[[ RECORDS open ]]

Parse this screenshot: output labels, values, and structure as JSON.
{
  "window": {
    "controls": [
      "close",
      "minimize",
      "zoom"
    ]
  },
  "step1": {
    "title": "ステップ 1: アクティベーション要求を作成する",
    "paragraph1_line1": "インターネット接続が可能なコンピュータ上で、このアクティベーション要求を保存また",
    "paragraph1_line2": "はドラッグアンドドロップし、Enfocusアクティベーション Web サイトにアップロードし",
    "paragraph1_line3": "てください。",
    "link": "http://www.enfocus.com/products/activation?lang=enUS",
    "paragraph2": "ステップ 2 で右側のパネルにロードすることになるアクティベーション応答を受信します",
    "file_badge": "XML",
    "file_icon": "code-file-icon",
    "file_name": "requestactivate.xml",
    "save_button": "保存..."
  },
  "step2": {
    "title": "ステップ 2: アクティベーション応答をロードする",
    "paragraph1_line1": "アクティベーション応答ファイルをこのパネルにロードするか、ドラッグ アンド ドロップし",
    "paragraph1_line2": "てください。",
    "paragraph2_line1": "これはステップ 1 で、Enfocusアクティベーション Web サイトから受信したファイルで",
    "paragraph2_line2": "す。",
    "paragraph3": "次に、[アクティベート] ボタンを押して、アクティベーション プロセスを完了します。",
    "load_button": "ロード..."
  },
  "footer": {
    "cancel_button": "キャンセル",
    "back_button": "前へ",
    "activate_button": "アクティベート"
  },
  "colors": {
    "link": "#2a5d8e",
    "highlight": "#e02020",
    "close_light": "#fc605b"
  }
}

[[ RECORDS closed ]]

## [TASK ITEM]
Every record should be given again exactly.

## [RESULT]
Parse this screenshot: output labels, values, and structure as JSON.
{
  "window": {
    "controls": [
      "close",
      "minimize",
      "zoom"
    ]
  },
  "step1": {
    "title": "ステップ 1: アクティベーション要求を作成する",
    "paragraph1_line1": "インターネット接続が可能なコンピュータ上で、このアクティベーション要求を保存また",
    "paragraph1_line2": "はドラッグアンドドロップし、Enfocusアクティベーション Web サイトにアップロードし",
    "paragraph1_line3": "てください。",
    "link": "http://www.enfocus.com/products/activation?lang=enUS",
    "paragraph2": "ステップ 2 で右側のパネルにロードすることになるアクティベーション応答を受信します",
    "file_badge": "XML",
    "file_icon": "code-file-icon",
    "file_name": "requestactivate.xml",
    "save_button": "保存..."
  },
  "step2": {
    "title": "ステップ 2: アクティベーション応答をロードする",
    "paragraph1_line1": "アクティベーション応答ファイルをこのパネルにロードするか、ドラッグ アンド ドロップし",
    "paragraph1_line2": "てください。",
    "paragraph2_line1": "これはステップ 1 で、Enfocusアクティベーション Web サイトから受信したファイルで",
    "paragraph2_line2": "す。",
    "paragraph3": "次に、[アクティベート] ボタンを押して、アクティベーション プロセスを完了します。",
    "load_button": "ロード..."
  },
  "footer": {
    "cancel_button": "キャンセル",
    "back_button": "前へ",
    "activate_button": "アクティベート"
  },
  "colors": {
    "link": "#2a5d8e",
    "highlight": "#e02020",
    "close_light": "#fc605b"
  }
}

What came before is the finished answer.